SEATTLE -- Even at 37 years old, Alfonso Soriano can still make a difference.
"My swing is there now," said Soriano, who entered the weekend series hitting just .195 in June. "My hand is quick. I feel young. My hand is part of my swing. If my hand is quick, I have a lot of things to do to help the team."
Soriano, who had three hits including a home run in Friday's 5-4 loss, added three more hits Saturday. His home run was his ninth and the 381st of his career, tying him with Albert Belle for 63rd place on the career list.
The 15-year veteran in his seventh season with the Cubs is hoping that he can continue to contribute to the Cubs -- or perhaps a contending team as the trading deadline approaches. The Cubs are on the hook for one more year on his contract that pays $18 million a year.
"I just come to the ballpark every day and do my job," Soriano said. "I'm not putting nothing in my mind. The last couple years there was always trade rumors and nothing happens."
Cubs manager Dale Sveum, who had given Soriano a couple days off before the series to rest his legs, said, "the DH thing is working."
"A couple days off maybe helped to get to that form where he was last year at this time when he was taking off," Sveum added.
"That was all Nate," Sveum said. "I didn't know he had that in his tool box. It was a good way to get things going."
Soriano then connected on a 1-2 pitch over the center-field wall, 391 feet away.
"I was trying to go higher because I know he's a very good low-ball hitter and I just missed the pitch," Perez said.
"Everyone knows Soriano is a very good low-ball hitter and he just golfed the ball. Every time there is a winner and a loser in a game. That (loser) was me today."
It ended Perez's 14-game scoreless streak.
The Mariners had tied the game with two outs in the ninth. Pinch-hitter Henry Blanco earned a one-out walk off Kevin Gregg to start the ninth-inning rally. Michael Saunders ran for him. Nick Franklin moved Saunders to second with a right-side groundout.
Endy Chavez, on a 0-for-19 slide entering his at-bat, sliced a single into shallow center, scoring Saunders with the tying run.
"It was up a little bit," Gregg said. "He fought it off enough to get it over second base. It happens."
Gregg had been a perfect 13 for 13 in save opportunities this season. His last blown save was Sept. 10, 2011, while with Baltimore at Toronto.
Parker was the losing pitcher Friday in Seattle's comeback 5-4 victory in 10 innings.
Cubs starter Jeff Samardzija allowed six hits and two runs over his seven innings. He struck out five and walked three.

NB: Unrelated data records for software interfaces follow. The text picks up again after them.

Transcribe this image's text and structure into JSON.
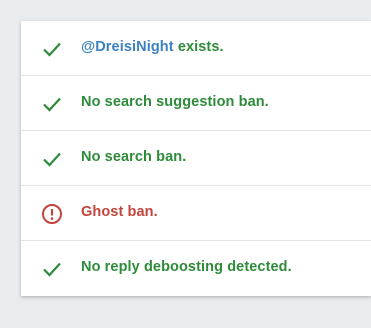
{
  "colors": {
    "ok": "#2e8b3a",
    "bad": "#c2443b",
    "link": "#3b82c4"
  },
  "results": [
    {
      "status": "ok",
      "icon": "check-icon",
      "username": "@DreisiNight",
      "text": " exists."
    },
    {
      "status": "ok",
      "icon": "check-icon",
      "text": "No search suggestion ban."
    },
    {
      "status": "ok",
      "icon": "check-icon",
      "text": "No search ban."
    },
    {
      "status": "bad",
      "icon": "alert-circle-icon",
      "text": "Ghost ban."
    },
    {
      "status": "ok",
      "icon": "check-icon",
      "text": "No reply deboosting detected."
    }
  ]
}
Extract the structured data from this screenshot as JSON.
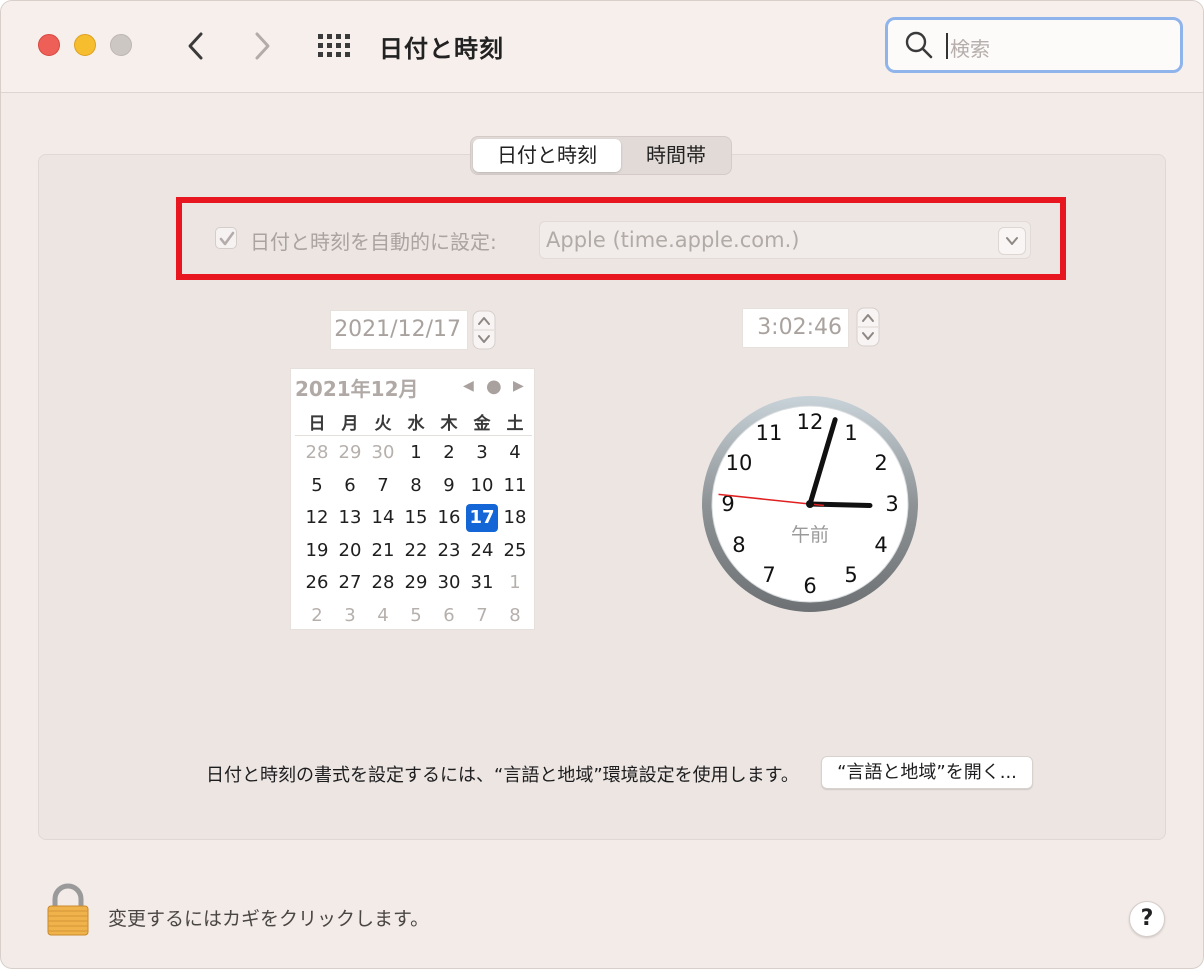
{
  "window": {
    "title": "日付と時刻",
    "search": {
      "placeholder": "検索"
    }
  },
  "tabs": [
    {
      "label": "日付と時刻",
      "selected": true
    },
    {
      "label": "時間帯",
      "selected": false
    }
  ],
  "auto_set": {
    "checked": true,
    "label": "日付と時刻を自動的に設定:",
    "server": "Apple (time.apple.com.)"
  },
  "date_field": {
    "value": "2021/12/17"
  },
  "time_field": {
    "value": "3:02:46"
  },
  "calendar": {
    "header": "2021年12月",
    "weekdays": [
      "日",
      "月",
      "火",
      "水",
      "木",
      "金",
      "土"
    ],
    "weeks": [
      [
        {
          "d": "28",
          "muted": true
        },
        {
          "d": "29",
          "muted": true
        },
        {
          "d": "30",
          "muted": true
        },
        {
          "d": "1"
        },
        {
          "d": "2"
        },
        {
          "d": "3"
        },
        {
          "d": "4"
        }
      ],
      [
        {
          "d": "5"
        },
        {
          "d": "6"
        },
        {
          "d": "7"
        },
        {
          "d": "8"
        },
        {
          "d": "9"
        },
        {
          "d": "10"
        },
        {
          "d": "11"
        }
      ],
      [
        {
          "d": "12"
        },
        {
          "d": "13"
        },
        {
          "d": "14"
        },
        {
          "d": "15"
        },
        {
          "d": "16"
        },
        {
          "d": "17",
          "selected": true
        },
        {
          "d": "18"
        }
      ],
      [
        {
          "d": "19"
        },
        {
          "d": "20"
        },
        {
          "d": "21"
        },
        {
          "d": "22"
        },
        {
          "d": "23"
        },
        {
          "d": "24"
        },
        {
          "d": "25"
        }
      ],
      [
        {
          "d": "26"
        },
        {
          "d": "27"
        },
        {
          "d": "28"
        },
        {
          "d": "29"
        },
        {
          "d": "30"
        },
        {
          "d": "31"
        },
        {
          "d": "1",
          "muted": true
        }
      ],
      [
        {
          "d": "2",
          "muted": true
        },
        {
          "d": "3",
          "muted": true
        },
        {
          "d": "4",
          "muted": true
        },
        {
          "d": "5",
          "muted": true
        },
        {
          "d": "6",
          "muted": true
        },
        {
          "d": "7",
          "muted": true
        },
        {
          "d": "8",
          "muted": true
        }
      ]
    ]
  },
  "clock": {
    "numerals": [
      "12",
      "1",
      "2",
      "3",
      "4",
      "5",
      "6",
      "7",
      "8",
      "9",
      "10",
      "11"
    ],
    "ampm": "午前",
    "hour": 3,
    "minute": 2,
    "second": 46
  },
  "format_note": "日付と時刻の書式を設定するには、“言語と地域”環境設定を使用します。",
  "open_region_button": "“言語と地域”を開く...",
  "lock_text": "変更するにはカギをクリックします。",
  "help_label": "?",
  "colors": {
    "highlight": "#e8161f",
    "selected_day": "#1466d6",
    "second_hand": "#e02020"
  }
}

Aaron Harang worked eight innings for the Mariners, allowing three runs on five hits. In three starts against National League teams this season, Harang is 1-2 with a 1.96 ERA. By contrast, he is 2-6 with a 6.52 ERA in start against American League teams.
Mariners center fielder Dustin Ackley had to leave the game in the ninth after a diving attempt of Soriano's flyball. He was diagnosed with sprained left thumb and received precautionary X-rays.
Jason Bay, who had entered as a pinch runner in the eighth, moved to center as the Mariners, hampered with injuries, used up all their bench players and were forced to give up their designated hitter. Lefty Joe Saunders had the final at-bat in the 11th, flying out to center.
"Today was one of those fluke games when you're banged up coming in and someone else gets hurt," Mariners manager Eric Wedge said. "You're trying to tie the ball game and come back, sometimes these things happen."
Castro put the Cubs up in the first with his solo home run to center. It was his fourth, coming on a 0-1 pitch from Harang.
It was his first home run since April 30 against San Diego. The Cubs have hit at least one home run in a season-high nine straight games.
The Mariners responded with two in the second. Smoak connected on his sixth home run, a 383-foot shot to right on the first pitch from Samardzija.
Mike Zunino then doubled off the left-field wall. He scored on Ackley's single to left. That broke his 0-for-23 slide.
The Cubs bounded ahead again in the sixth with a pair of runs and Schierholtz and Soriano each had RBI singles.
Raul Ibanez continued the inning with a two-out double to left. Smoak followed with a too-hard single to left. Left-fielder Brian Bogusevic scooped up the ball and threw to the catcher Welington Castillo, who tagged out the sliding Ibanez.
Finishing games have been a problem for the Cubs. They are 26-9 when leading after seven and 28-6 when leading after eight. Seattle, by contrast, is 30-1 when leading after seven and 30-2 when leading after eight. "It's been tough all year to get those outs, whether it's the eighth or ninth inning, especially after leading so many games after seven innings," Sveum said. "We have to make pitches and get people out in those situations." The Cubs have lost 24 games in which they've had the lead at some point, tied for most in the majors. . Ryan Sweeney left the game in the fourth inning with left rib soreness. . It was a Turn Back the Clock game. The Mariners wore the uniform of the 1909 Seattle Turks, who won a Northwest League championship. The Cubs wore early 1900s replicas.